Thursday is the beginning of the Chinese New Year, and you might be revisiting a question that you had 12 years ago when the Chinese zodiac last reached this point in its cycle. Is it the Year of the Sheep, Ram, or Goat?
Searching for “Year of the Sheep” on Google yields 175,000,000 hits. 241,000,000 for “Year of the Ram”, and “Year of the Goat” gets a mere 105,000,000 hits.
From where does the confusion come? The hanzi for the zodiac year is ?, a character that is commonly translated as “sheep” or “goat” and is also used in the words for a number of horned or ruminant animals including rams, lambs, bharals, gazelles, and alpacas.
The case is strong for the goat.
Isaac Yue, an Assistant Professor in the School of Chinese at the University of Hong Kong whose research interests include Chinese Food Literature and Culture, leans towards calling it the Year of the Goat. “I’d be more inclined to translate it as goat for the simple reason if you look at the way the character yang is written, even in its ancient form, you can see that there is a pair of horns so it more closely resembles a goat than a sheep.”
Richard Sears’ incredible Chinese Etymology site shows that ? has looked remarkably consistent throughout the development of the written language.
Agreeing with this pictorial analysis is linguist Ho Che Wah, Professor and Chairman of the Department of Chinese Language and Literature at the Chinese University of Hong Kong. Ho adds a cultural context. From The South China Morning Post:
“Ho said that while sheep had a long history in Chinese society, the country’s culinary past suggested the goat as the most likely animal to have been included in the zodiac.
‘In ancient China, people ate six types of animals – horse, cow, goat, pig, dog and chicken.

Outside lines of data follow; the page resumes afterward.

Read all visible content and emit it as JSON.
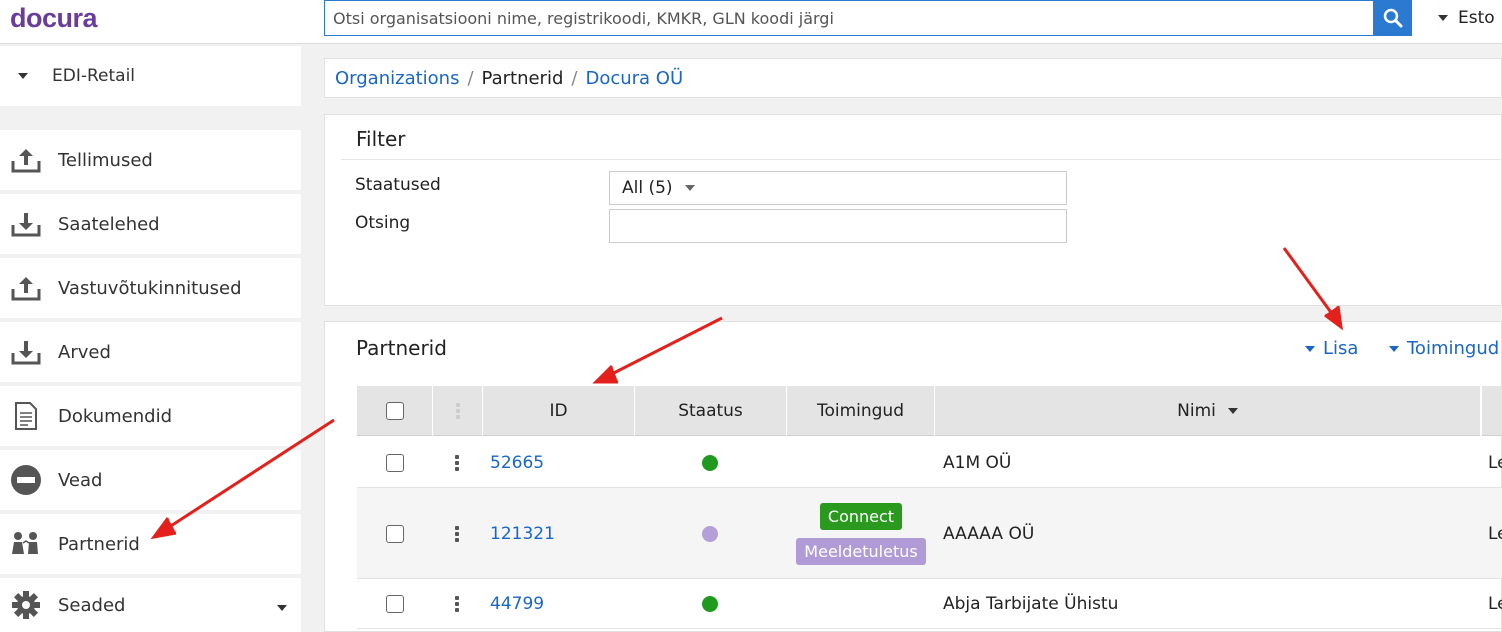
{
  "app": {
    "logo_text": "docura",
    "search_placeholder": "Otsi organisatsiooni nime, registrikoodi, KMKR, GLN koodi järgi",
    "language": "Esto"
  },
  "sidebar": {
    "section": "EDI-Retail",
    "items": [
      {
        "label": "Tellimused",
        "icon": "upload-tray-icon"
      },
      {
        "label": "Saatelehed",
        "icon": "download-tray-icon"
      },
      {
        "label": "Vastuvõtukinnitused",
        "icon": "upload-tray-icon"
      },
      {
        "label": "Arved",
        "icon": "download-tray-icon"
      },
      {
        "label": "Dokumendid",
        "icon": "document-icon"
      },
      {
        "label": "Vead",
        "icon": "no-entry-icon"
      },
      {
        "label": "Partnerid",
        "icon": "people-icon"
      },
      {
        "label": "Seaded",
        "icon": "gear-icon"
      }
    ]
  },
  "breadcrumb": {
    "organizations": "Organizations",
    "sep": "/",
    "partners": "Partnerid",
    "company": "Docura OÜ"
  },
  "filter": {
    "title": "Filter",
    "status_label": "Staatused",
    "status_value": "All (5)",
    "search_label": "Otsing",
    "search_value": ""
  },
  "partners": {
    "title": "Partnerid",
    "add_label": "Lisa",
    "actions_label": "Toimingud",
    "columns": {
      "id": "ID",
      "status": "Staatus",
      "actions": "Toimingud",
      "name": "Nimi"
    },
    "rows": [
      {
        "id": "52665",
        "status_color": "#1f9a1f",
        "name": "A1M OÜ",
        "extra": "Le",
        "buttons": []
      },
      {
        "id": "121321",
        "status_color": "#b3a0d8",
        "name": "AAAAA OÜ",
        "extra": "Le",
        "buttons": [
          "Connect",
          "Meeldetuletus"
        ]
      },
      {
        "id": "44799",
        "status_color": "#1f9a1f",
        "name": "Abja Tarbijate Ühistu",
        "extra": "Le",
        "buttons": []
      }
    ]
  },
  "colors": {
    "accent": "#1a66c7",
    "brand": "#6a3d9a",
    "annotation_arrow": "#e3201b"
  }
}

Goat is therefore included in the zodiac, too,’ Ho said.
Goats also had a higher status among the six animals in Chinese society, as in the past, only rich people and the aristocracy could afford to eat them.
The Chinese word for ‘envy’ originally referred to a person salivating over a goat, Ho added.”

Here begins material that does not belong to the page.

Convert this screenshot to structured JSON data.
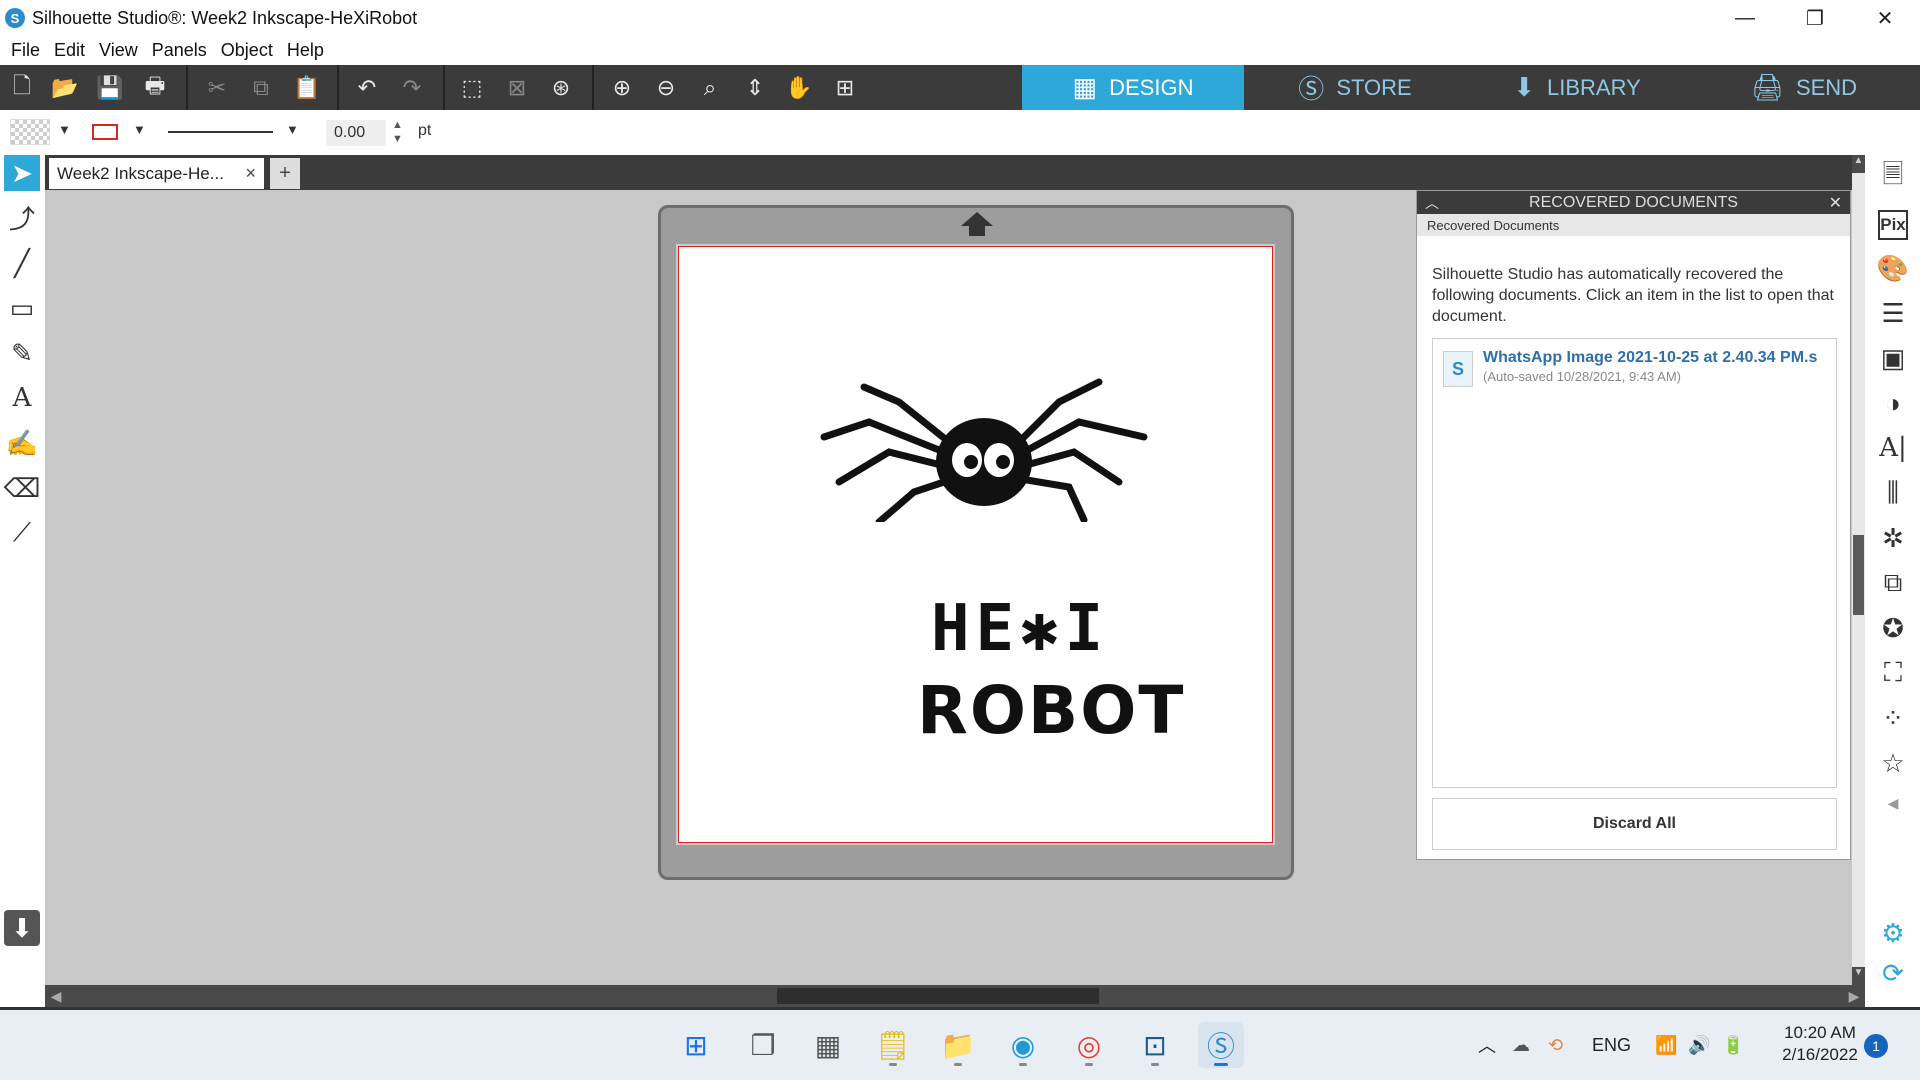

Huang Yang, a researcher on the role of sheep and goats in Chinese culture, says “if we judge from the fact that the Chinese zodiac is a Han tradition, yang are more likely goats, which are more common livestock for the Han Chinese,” adding that shaggy sheep are a common sight in north China’s prairies and were domesticated by Chinese earlier than goats.
China, of course, has diverse cultures, and there are arguments that yang could refer to sheep. Fang Binggui, a folklorist in Fuzhou suggests that what the animal is depends on regional interpretation. “People depict the zodiac animal based on the most common yang in their region. So it’s often sheep in the north while goats in the south.”

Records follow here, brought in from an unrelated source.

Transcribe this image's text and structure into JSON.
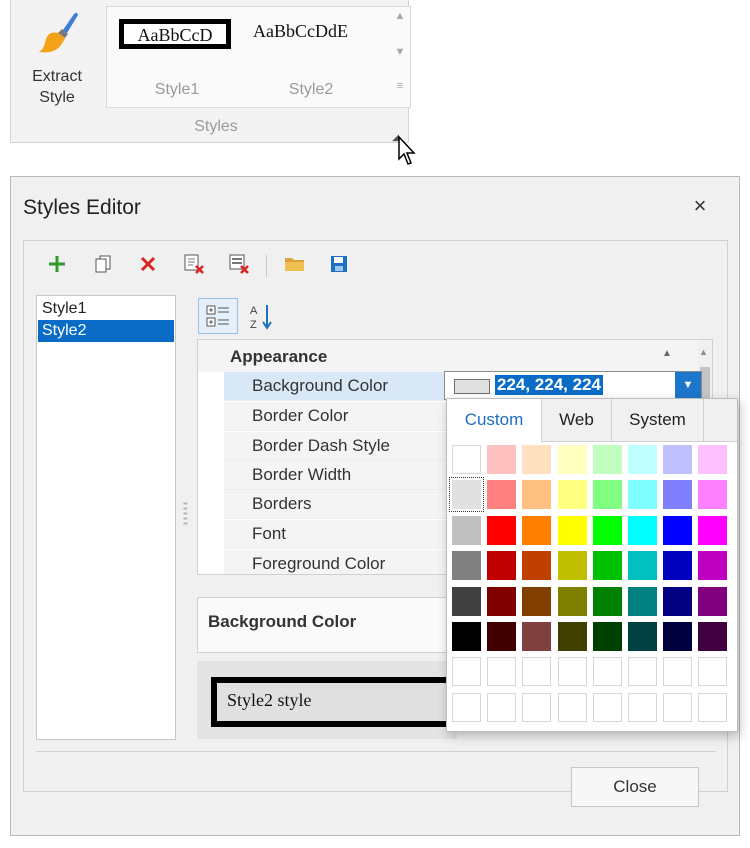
{
  "ribbon": {
    "extract_label": "Extract Style",
    "group_label": "Styles",
    "gallery": [
      {
        "sample": "AaBbCcD",
        "name": "Style1"
      },
      {
        "sample": "AaBbCcDdE",
        "name": "Style2"
      }
    ]
  },
  "dialog": {
    "title": "Styles Editor",
    "close_glyph": "×",
    "toolbar": [
      "add-icon",
      "copy-icon",
      "delete-icon",
      "purge-icon",
      "clear-icon",
      "open-icon",
      "save-icon"
    ],
    "styles": [
      "Style1",
      "Style2"
    ],
    "selected_style": "Style2",
    "category": "Appearance",
    "properties": [
      "Background Color",
      "Border Color",
      "Border Dash Style",
      "Border Width",
      "Borders",
      "Font",
      "Foreground Color"
    ],
    "selected_property": "Background Color",
    "value_text": "224, 224, 224",
    "value_color": "#e0e0e0",
    "description_title": "Background Color",
    "preview_text": "Style2 style",
    "close_button": "Close"
  },
  "color_popup": {
    "tabs": [
      "Custom",
      "Web",
      "System"
    ],
    "active_tab": "Custom",
    "palette": [
      [
        "#ffffff",
        "#ffc0c0",
        "#ffe0c0",
        "#ffffc0",
        "#c0ffc0",
        "#c0ffff",
        "#c0c0ff",
        "#ffc0ff"
      ],
      [
        "#e0e0e0",
        "#ff8080",
        "#ffc080",
        "#ffff80",
        "#80ff80",
        "#80ffff",
        "#8080ff",
        "#ff80ff"
      ],
      [
        "#c0c0c0",
        "#ff0000",
        "#ff8000",
        "#ffff00",
        "#00ff00",
        "#00ffff",
        "#0000ff",
        "#ff00ff"
      ],
      [
        "#808080",
        "#c00000",
        "#c04000",
        "#c0c000",
        "#00c000",
        "#00c0c0",
        "#0000c0",
        "#c000c0"
      ],
      [
        "#404040",
        "#800000",
        "#804000",
        "#808000",
        "#008000",
        "#008080",
        "#000080",
        "#800080"
      ],
      [
        "#000000",
        "#400000",
        "#804040",
        "#404000",
        "#004000",
        "#004040",
        "#000040",
        "#400040"
      ]
    ],
    "empty_rows": 2,
    "selected_color": "#e0e0e0"
  }
}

Setting aside linguistic and cultural justifications for what? is supposed to represent, it comes down to personal preference.
There’s a reason why “Year of the Ram” has by far the most hits on Google. As a zodiac sign, the ram (or naughty ram as some people like to call it) is a bold symbol that’s an alternative to the docile sheep.
Hong Kong Chief Executive C.Y. Leung, who is nicknamed “the Wolf”, would like it very much for it to be the Year of the Sheep. “In the coming year, I hope that all people in Hong Kong will take inspiration from the sheep’s character and pull together in an accommodating manner to work for Hong Kong’s future. Sheep are widely seen to be mild and gentle animals living peacefully in groups,” he said in his Chinese New Year message.
For some, like an office clerk in Beijing named Chen Xufeng, he votes with his RMBs: “I’ve seen more goats in zodiac images, but I prefer to buy a sheep mascot, as sheep are more fluffy and lovely.” He also wonders what the fuss is about. “I’ve never thought about that question before. Do we have to tell them apart?”
Is it really so strange to insist on a single animal? We’re calling it the Year of the Yang which will also cover sheep-goat hybrids when they become more common and further complicate the debate..
Image – Original source unknown